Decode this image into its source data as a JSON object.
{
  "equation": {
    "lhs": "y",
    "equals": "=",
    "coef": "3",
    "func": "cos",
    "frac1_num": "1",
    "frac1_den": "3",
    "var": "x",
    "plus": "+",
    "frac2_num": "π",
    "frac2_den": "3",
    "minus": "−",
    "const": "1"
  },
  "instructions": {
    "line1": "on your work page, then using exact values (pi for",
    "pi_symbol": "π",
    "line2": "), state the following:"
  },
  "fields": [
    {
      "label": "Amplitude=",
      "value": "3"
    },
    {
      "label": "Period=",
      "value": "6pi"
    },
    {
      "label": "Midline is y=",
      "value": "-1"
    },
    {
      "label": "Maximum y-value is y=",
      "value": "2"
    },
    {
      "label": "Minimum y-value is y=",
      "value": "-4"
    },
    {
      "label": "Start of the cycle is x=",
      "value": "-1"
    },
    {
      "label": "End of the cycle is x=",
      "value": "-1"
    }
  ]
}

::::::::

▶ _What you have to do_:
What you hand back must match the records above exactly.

▶ _Response area_:
Decode this image into its source data as a JSON object.
{
  "equation": {
    "lhs": "y",
    "equals": "=",
    "coef": "3",
    "func": "cos",
    "frac1_num": "1",
    "frac1_den": "3",
    "var": "x",
    "plus": "+",
    "frac2_num": "π",
    "frac2_den": "3",
    "minus": "−",
    "const": "1"
  },
  "instructions": {
    "line1": "on your work page, then using exact values (pi for",
    "pi_symbol": "π",
    "line2": "), state the following:"
  },
  "fields": [
    {
      "label": "Amplitude=",
      "value": "3"
    },
    {
      "label": "Period=",
      "value": "6pi"
    },
    {
      "label": "Midline is y=",
      "value": "-1"
    },
    {
      "label": "Maximum y-value is y=",
      "value": "2"
    },
    {
      "label": "Minimum y-value is y=",
      "value": "-4"
    },
    {
      "label": "Start of the cycle is x=",
      "value": "-1"
    },
    {
      "label": "End of the cycle is x=",
      "value": "-1"
    }
  ]
}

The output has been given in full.